The global urbanization rate is accelerating; however, data limitations have far prevented robust estimations of either global urban expansion or its effects on terrestrial net primary productivity (NPP). Here, using a high resolution dataset of global land use/cover (GlobeLand30), we show that global urban areas expanded by an average of 5694 km2 per year between 2000 and 2010. The rapid urban expansion in the past decade has in turn reduced global terrestrial NPP, with a net loss of 22.4 Tg Carbon per year (Tg C year−1). Although small compared to total terrestrial NPP and fossil fuel carbon emissions worldwide, the urbanization-induced decrease in NPP offset 30% of the climate-driven increase (73.6 Tg C year−1) over the same period. Our findings highlight the urgent need for global strategies to address urban expansion, enhance natural carbon sinks, and increase agricultural productivity.
ASJC Scopus subject areas

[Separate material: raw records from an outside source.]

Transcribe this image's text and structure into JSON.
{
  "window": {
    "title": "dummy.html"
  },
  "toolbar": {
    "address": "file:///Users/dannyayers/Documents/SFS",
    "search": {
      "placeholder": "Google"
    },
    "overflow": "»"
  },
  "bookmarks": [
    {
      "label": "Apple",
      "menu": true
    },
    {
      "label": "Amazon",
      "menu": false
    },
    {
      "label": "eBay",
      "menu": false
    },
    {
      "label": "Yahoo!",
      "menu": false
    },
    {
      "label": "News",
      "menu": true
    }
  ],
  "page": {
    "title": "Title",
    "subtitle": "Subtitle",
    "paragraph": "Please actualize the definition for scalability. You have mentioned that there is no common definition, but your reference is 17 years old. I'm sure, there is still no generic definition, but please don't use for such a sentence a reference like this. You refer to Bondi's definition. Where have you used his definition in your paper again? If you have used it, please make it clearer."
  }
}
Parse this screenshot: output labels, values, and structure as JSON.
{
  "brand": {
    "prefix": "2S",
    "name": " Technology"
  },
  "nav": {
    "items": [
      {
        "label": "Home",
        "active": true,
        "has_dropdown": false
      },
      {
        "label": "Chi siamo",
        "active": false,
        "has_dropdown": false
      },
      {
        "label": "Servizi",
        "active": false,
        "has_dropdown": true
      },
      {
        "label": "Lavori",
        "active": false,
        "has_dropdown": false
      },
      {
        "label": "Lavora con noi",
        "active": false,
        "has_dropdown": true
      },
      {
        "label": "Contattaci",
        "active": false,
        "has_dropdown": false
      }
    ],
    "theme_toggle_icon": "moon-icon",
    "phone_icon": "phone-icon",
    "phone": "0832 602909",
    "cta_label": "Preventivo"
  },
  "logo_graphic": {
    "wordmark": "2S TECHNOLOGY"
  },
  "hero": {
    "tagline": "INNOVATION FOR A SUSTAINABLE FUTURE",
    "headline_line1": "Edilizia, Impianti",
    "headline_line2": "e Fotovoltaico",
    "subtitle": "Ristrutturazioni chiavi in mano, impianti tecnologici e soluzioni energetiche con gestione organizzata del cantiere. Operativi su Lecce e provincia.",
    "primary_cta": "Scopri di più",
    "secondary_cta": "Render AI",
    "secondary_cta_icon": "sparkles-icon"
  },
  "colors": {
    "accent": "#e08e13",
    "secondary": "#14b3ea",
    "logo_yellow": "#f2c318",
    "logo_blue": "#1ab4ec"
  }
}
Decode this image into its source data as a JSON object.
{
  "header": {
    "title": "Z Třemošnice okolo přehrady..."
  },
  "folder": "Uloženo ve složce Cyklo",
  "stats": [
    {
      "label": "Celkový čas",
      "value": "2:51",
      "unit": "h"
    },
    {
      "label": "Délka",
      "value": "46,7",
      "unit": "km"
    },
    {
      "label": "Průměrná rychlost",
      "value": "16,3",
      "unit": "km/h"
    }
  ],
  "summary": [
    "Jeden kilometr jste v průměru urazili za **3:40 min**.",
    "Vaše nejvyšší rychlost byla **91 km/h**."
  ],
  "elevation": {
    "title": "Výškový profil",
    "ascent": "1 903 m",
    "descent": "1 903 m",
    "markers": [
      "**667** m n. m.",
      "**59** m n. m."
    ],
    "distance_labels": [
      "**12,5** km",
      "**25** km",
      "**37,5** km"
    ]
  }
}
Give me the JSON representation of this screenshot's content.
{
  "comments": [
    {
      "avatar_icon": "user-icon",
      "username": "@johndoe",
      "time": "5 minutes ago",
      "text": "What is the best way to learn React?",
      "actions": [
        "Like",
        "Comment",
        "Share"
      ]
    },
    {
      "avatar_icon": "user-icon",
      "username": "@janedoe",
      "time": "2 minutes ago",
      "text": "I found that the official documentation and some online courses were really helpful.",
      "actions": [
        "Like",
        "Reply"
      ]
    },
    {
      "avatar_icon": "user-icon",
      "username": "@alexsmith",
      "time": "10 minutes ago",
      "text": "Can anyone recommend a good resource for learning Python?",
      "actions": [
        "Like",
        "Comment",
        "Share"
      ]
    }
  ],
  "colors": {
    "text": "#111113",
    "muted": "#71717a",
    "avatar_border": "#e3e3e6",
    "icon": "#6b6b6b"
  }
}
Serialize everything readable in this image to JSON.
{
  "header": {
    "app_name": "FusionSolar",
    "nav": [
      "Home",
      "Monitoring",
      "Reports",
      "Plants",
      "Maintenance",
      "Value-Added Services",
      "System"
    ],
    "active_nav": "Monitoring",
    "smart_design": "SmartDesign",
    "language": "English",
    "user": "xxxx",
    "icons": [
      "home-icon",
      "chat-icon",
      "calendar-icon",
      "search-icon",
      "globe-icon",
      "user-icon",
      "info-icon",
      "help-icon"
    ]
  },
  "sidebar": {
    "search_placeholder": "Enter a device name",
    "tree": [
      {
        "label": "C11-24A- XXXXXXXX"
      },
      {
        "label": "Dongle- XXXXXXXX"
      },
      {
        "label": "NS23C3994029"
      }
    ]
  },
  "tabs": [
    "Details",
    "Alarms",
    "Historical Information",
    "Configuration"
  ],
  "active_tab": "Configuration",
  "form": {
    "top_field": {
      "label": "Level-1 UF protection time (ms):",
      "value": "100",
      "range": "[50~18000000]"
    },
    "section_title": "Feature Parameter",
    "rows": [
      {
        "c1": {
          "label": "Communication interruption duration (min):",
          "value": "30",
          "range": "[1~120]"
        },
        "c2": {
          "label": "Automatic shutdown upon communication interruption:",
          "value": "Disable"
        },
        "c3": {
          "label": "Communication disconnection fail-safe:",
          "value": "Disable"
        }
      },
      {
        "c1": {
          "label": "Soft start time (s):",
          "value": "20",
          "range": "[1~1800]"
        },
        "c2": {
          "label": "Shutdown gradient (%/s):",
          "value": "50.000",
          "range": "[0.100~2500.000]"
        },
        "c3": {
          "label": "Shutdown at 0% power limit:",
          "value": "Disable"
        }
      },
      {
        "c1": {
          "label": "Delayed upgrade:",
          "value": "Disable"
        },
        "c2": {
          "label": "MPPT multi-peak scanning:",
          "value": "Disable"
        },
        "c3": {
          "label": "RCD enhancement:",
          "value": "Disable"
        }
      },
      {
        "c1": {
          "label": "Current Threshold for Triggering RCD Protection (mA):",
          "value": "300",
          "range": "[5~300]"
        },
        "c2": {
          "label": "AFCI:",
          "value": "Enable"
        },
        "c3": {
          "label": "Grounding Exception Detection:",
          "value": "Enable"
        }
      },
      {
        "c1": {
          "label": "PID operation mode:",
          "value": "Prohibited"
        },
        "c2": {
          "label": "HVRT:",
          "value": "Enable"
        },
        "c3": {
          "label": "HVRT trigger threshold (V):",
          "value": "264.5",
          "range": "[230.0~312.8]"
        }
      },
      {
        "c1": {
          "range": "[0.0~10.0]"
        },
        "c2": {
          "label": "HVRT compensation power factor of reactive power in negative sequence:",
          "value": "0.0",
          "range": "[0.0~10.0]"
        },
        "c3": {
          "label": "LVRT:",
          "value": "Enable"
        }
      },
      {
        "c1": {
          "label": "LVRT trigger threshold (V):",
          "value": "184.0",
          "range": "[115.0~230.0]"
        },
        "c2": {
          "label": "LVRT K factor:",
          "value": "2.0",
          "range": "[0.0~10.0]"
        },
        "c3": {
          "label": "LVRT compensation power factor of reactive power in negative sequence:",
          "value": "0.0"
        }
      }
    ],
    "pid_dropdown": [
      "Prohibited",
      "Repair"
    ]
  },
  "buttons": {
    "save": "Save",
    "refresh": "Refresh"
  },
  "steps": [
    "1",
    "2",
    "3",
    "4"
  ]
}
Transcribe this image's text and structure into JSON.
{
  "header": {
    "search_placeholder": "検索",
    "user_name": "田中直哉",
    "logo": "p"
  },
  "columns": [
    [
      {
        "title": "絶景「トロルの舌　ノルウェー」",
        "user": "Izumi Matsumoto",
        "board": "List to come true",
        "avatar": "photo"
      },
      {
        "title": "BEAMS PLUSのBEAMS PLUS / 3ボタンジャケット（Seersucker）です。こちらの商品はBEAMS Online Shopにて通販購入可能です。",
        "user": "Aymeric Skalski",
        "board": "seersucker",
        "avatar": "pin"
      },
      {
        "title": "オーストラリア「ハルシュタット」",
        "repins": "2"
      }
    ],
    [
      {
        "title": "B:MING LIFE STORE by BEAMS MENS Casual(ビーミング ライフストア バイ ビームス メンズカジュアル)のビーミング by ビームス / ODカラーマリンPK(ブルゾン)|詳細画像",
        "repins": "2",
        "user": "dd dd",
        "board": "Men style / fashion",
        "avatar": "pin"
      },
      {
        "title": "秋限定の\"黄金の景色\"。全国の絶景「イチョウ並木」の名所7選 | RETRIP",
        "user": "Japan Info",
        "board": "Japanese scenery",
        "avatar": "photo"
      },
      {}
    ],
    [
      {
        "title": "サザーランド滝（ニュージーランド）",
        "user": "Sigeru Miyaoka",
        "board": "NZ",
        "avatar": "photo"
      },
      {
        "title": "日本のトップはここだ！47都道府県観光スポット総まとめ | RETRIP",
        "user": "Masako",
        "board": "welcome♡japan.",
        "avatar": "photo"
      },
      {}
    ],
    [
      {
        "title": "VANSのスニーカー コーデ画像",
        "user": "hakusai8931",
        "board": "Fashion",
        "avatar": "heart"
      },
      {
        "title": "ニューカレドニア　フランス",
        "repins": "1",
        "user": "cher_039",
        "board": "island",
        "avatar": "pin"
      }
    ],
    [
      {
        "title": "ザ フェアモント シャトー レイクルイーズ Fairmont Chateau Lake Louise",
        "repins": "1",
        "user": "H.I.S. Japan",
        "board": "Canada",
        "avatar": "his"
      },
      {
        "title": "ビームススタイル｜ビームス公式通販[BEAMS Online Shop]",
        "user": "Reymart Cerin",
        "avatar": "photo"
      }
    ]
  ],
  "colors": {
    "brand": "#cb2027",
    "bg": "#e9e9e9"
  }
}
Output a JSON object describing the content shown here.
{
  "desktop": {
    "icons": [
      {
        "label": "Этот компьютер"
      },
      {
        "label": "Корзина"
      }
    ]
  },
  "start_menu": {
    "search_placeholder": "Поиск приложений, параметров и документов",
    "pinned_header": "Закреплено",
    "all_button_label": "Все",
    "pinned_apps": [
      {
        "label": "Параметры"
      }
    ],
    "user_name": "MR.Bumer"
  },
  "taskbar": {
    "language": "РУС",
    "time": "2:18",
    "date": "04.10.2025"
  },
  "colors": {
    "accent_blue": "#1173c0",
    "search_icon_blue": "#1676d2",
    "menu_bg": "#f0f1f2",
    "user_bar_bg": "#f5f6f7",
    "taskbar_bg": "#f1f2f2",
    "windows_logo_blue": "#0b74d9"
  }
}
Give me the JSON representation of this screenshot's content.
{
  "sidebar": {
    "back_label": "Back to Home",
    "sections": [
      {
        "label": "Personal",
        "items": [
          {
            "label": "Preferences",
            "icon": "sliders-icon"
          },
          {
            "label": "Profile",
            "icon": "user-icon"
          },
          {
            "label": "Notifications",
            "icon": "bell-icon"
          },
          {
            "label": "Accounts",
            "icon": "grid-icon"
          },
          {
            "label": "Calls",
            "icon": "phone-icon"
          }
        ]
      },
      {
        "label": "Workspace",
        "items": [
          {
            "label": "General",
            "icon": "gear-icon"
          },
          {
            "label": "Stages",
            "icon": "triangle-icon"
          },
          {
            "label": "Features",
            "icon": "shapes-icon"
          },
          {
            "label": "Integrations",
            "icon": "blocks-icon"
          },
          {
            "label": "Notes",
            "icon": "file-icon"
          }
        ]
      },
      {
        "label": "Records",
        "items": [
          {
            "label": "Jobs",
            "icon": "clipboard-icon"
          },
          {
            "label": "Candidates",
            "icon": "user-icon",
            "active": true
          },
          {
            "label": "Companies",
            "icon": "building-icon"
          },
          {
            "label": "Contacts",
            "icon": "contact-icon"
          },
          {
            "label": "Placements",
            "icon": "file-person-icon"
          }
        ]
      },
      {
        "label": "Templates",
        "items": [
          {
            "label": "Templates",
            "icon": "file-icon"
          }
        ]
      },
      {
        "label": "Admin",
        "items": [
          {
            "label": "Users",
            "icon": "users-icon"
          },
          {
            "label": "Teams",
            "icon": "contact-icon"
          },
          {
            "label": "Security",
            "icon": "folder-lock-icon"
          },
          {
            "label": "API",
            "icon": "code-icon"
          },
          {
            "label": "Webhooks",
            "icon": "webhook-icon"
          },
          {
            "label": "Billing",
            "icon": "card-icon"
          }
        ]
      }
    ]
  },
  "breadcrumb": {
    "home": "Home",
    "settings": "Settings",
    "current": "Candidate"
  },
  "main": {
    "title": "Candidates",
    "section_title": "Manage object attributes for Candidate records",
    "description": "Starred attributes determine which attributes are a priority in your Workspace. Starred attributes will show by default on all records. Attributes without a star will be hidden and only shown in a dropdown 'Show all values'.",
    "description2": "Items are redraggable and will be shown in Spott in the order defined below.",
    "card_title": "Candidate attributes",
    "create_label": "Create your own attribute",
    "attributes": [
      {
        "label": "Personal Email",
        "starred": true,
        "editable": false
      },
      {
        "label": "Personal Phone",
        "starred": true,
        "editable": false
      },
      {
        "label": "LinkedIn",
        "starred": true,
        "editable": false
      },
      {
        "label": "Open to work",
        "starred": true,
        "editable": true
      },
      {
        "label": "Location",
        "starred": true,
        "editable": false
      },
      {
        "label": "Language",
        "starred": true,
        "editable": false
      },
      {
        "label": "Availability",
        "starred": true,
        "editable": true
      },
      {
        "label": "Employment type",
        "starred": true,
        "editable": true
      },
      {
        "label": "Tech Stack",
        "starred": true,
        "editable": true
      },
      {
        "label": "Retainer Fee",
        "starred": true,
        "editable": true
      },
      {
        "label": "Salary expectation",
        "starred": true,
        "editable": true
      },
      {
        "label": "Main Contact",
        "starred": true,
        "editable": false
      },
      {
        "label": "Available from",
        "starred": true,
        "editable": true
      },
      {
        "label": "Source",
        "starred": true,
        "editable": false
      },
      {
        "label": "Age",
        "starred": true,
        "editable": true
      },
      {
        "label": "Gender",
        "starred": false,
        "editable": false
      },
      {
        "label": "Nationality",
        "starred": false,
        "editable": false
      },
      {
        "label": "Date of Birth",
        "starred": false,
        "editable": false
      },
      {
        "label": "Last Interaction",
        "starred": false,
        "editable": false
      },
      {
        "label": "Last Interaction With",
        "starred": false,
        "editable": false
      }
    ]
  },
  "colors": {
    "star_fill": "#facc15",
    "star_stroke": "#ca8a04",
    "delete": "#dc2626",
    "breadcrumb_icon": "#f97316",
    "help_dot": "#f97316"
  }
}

- Biochemistry, Genetics and Molecular Biology(all)
- Physics and Astronomy(all)